Physics of RadiologyAuthor: Anthony B. Wolbarst
Published: 1993 | 461 pp. | Hardcover
OUT OF PRINT
SCOPE | Sept. 2008
This is without doubt an all-in-one book of radiotherapy physics, and even more. The title, which refers to the physics of X-rays and electrons, does not describe the whole content of the book, as the authors felt the need to top-up with extra subjects, like proton physics and radiobiology. The latter is added in the last chapter (14) probably for a supposed completeness, but it could have been very well omitted based on the book's subject.
The book is well presented; the layout is clear and follows logically through the subject. The text practically covers all important aspects in connection with radiotherapy. It starts with medical linacs and, although not complex, the information in this chapter is enough to understand the science behind them, their construction and functional parts.

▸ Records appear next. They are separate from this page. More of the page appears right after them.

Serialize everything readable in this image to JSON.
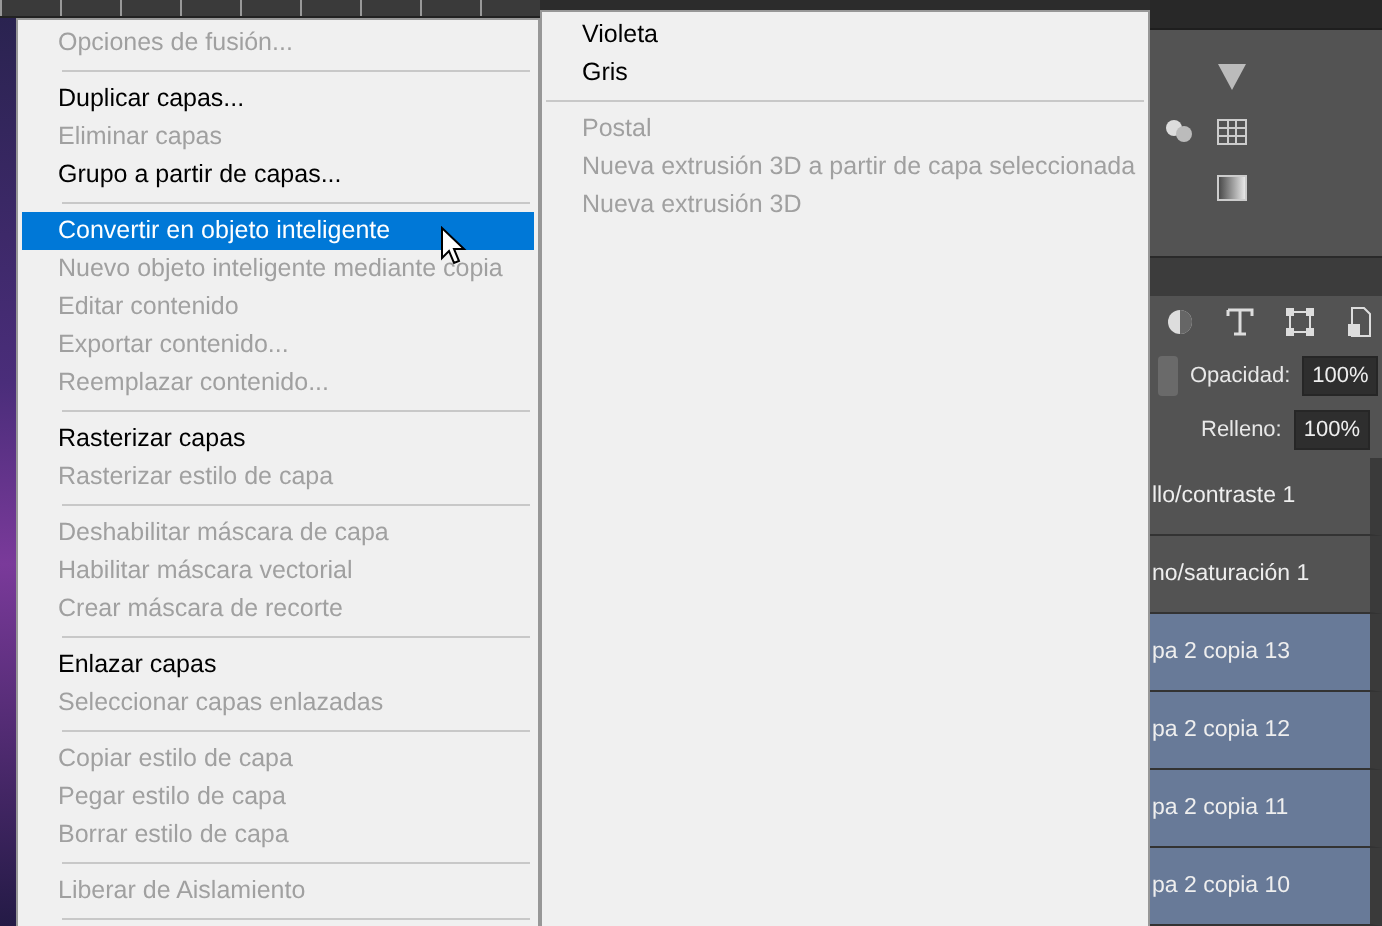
{
  "context_menu": {
    "items": [
      {
        "kind": "item",
        "label": "Opciones de fusión...",
        "disabled": true,
        "selected": false
      },
      {
        "kind": "separator"
      },
      {
        "kind": "item",
        "label": "Duplicar capas...",
        "disabled": false,
        "selected": false
      },
      {
        "kind": "item",
        "label": "Eliminar capas",
        "disabled": true,
        "selected": false
      },
      {
        "kind": "item",
        "label": "Grupo a partir de capas...",
        "disabled": false,
        "selected": false
      },
      {
        "kind": "separator"
      },
      {
        "kind": "item",
        "label": "Convertir en objeto inteligente",
        "disabled": false,
        "selected": true
      },
      {
        "kind": "item",
        "label": "Nuevo objeto inteligente mediante copia",
        "disabled": true,
        "selected": false
      },
      {
        "kind": "item",
        "label": "Editar contenido",
        "disabled": true,
        "selected": false
      },
      {
        "kind": "item",
        "label": "Exportar contenido...",
        "disabled": true,
        "selected": false
      },
      {
        "kind": "item",
        "label": "Reemplazar contenido...",
        "disabled": true,
        "selected": false
      },
      {
        "kind": "separator"
      },
      {
        "kind": "item",
        "label": "Rasterizar capas",
        "disabled": false,
        "selected": false
      },
      {
        "kind": "item",
        "label": "Rasterizar estilo de capa",
        "disabled": true,
        "selected": false
      },
      {
        "kind": "separator"
      },
      {
        "kind": "item",
        "label": "Deshabilitar máscara de capa",
        "disabled": true,
        "selected": false
      },
      {
        "kind": "item",
        "label": "Habilitar máscara vectorial",
        "disabled": true,
        "selected": false
      },
      {
        "kind": "item",
        "label": "Crear máscara de recorte",
        "disabled": true,
        "selected": false
      },
      {
        "kind": "separator"
      },
      {
        "kind": "item",
        "label": "Enlazar capas",
        "disabled": false,
        "selected": false
      },
      {
        "kind": "item",
        "label": "Seleccionar capas enlazadas",
        "disabled": true,
        "selected": false
      },
      {
        "kind": "separator"
      },
      {
        "kind": "item",
        "label": "Copiar estilo de capa",
        "disabled": true,
        "selected": false
      },
      {
        "kind": "item",
        "label": "Pegar estilo de capa",
        "disabled": true,
        "selected": false
      },
      {
        "kind": "item",
        "label": "Borrar estilo de capa",
        "disabled": true,
        "selected": false
      },
      {
        "kind": "separator"
      },
      {
        "kind": "item",
        "label": "Liberar de Aislamiento",
        "disabled": true,
        "selected": false
      },
      {
        "kind": "separator"
      }
    ]
  },
  "submenu": {
    "items": [
      {
        "kind": "item",
        "label": "Violeta",
        "disabled": false
      },
      {
        "kind": "item",
        "label": "Gris",
        "disabled": false
      },
      {
        "kind": "separator"
      },
      {
        "kind": "item",
        "label": "Postal",
        "disabled": true
      },
      {
        "kind": "item",
        "label": "Nueva extrusión 3D a partir de capa seleccionada",
        "disabled": true
      },
      {
        "kind": "item",
        "label": "Nueva extrusión 3D",
        "disabled": true
      }
    ]
  },
  "layers_panel": {
    "opacity_label": "Opacidad:",
    "opacity_value": "100%",
    "fill_label": "Relleno:",
    "fill_value": "100%",
    "layers": [
      {
        "name": "llo/contraste 1",
        "selected": false
      },
      {
        "name": "no/saturación 1",
        "selected": false
      },
      {
        "name": "pa 2 copia 13",
        "selected": true
      },
      {
        "name": "pa 2 copia 12",
        "selected": true
      },
      {
        "name": "pa 2 copia 11",
        "selected": true
      },
      {
        "name": "pa 2 copia 10",
        "selected": true
      }
    ]
  }
}
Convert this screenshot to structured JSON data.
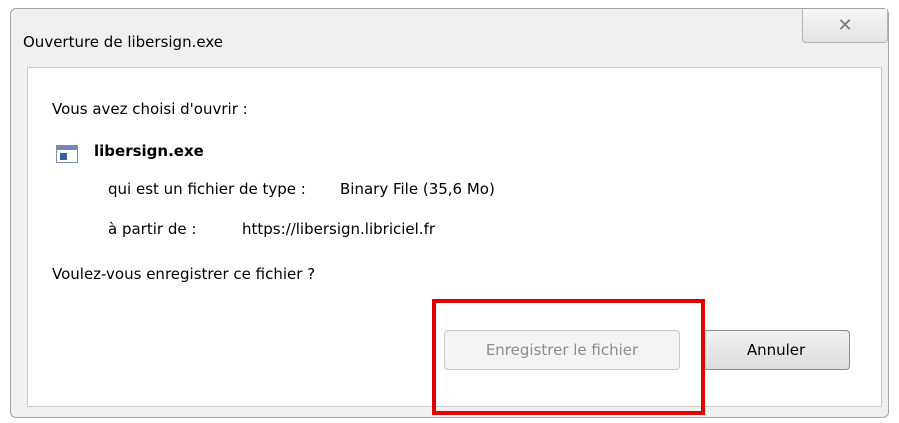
{
  "dialog": {
    "title": "Ouverture de libersign.exe",
    "close_glyph": "✕"
  },
  "body": {
    "intro": "Vous avez choisi d'ouvrir :",
    "filename": "libersign.exe",
    "file_icon": "executable-file-icon",
    "type_label": "qui est un fichier de type :",
    "type_value": "Binary File (35,6 Mo)",
    "from_label": "à partir de :",
    "from_value": "https://libersign.libriciel.fr",
    "question": "Voulez-vous enregistrer ce fichier ?"
  },
  "buttons": {
    "save_label": "Enregistrer le fichier",
    "cancel_label": "Annuler"
  },
  "colors": {
    "highlight": "#e00000"
  }
}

It is followed by a chapter regarding the interaction of radiation with matter, where physics is properly explained using a suitable proportion of mathematics and concepts. The authors provide a comprehensive description of all the dosimetric techniques of interest in the third chapter, while the calibration of beams, including several codes of practice, is placed in Chapter 8. The codes of practice mainly discussed are IAEA TRS 398 and AAPM TG 51, but others, like TG 21 NACP or early HPA protocols, are also part of the subject. I must say I find useful the comparison between some of the protocols, which is provided in a sub-chapter.
The beam properties of X-rays and electrons and their related fundamental quantities are also suitably presented over two chapters, with good illustrations and just enough equations to keep the subject simple but clear. I was pleased to find a good and thorough presentation of beam and brachytherapy models, together with the concepts, physics and also the mathematics behind them, their strengths and weaknesses. There is quite a detailed discussion about the influence of inhomogeneities on dose distributions, and the characteristics of the various correction methods used. The inclusion of Monte Carlo (MC) codes is a positive initiative, as this method becomes more popular in commercial software. It is disappointing though that the Macro MC is limited to one page, whilst this is an important and modern implementation of MC in terms of computational efficiency.
This edition is updated with modern techniques, including robotic radiosurgery and tomotherapy. A whole chapter is dedicated to these advanced procedures, where one can find a brief but plain description of their principles, technology and applications.
Another two chapters cover quality assurance and radiation protection of the treatment machines and bunkers, topics that could not be missed from the complete structure of the book.
Patient immobilisation, setup verification and treatment delivery are not forgotten, as they are fundamentally important for the accuracy aimed by radiation physicists.
Overall, the graphs, tables and pictures are well balanced. It is worth a mention here that the authors illustrated most of their discussion about radiation transport and interaction concepts using graphical Monte Carlo tracks, which I consider a great idea. Unfortunately, there are a few mistakes in the text, formulas and illustrations. One that I found quite amusing is where the abbreviation ESQ, which should mean equivalent square, is affirmed to be electrostatic quadrupoles!
To sum up, the book is a useful reference for the radiotherapy physicist - both junior and experienced. It is complete, up-to-date, and there is an adequate balance of graphics, mathematics, concepts and descriptive text.
Apart from to radiotherapy physicists, I would recommend it, even if not as a whole, to other radiotherapy professionals like radiographers or technologists.
Dr. Virgiliu Craciun
Southampton Oncology Centre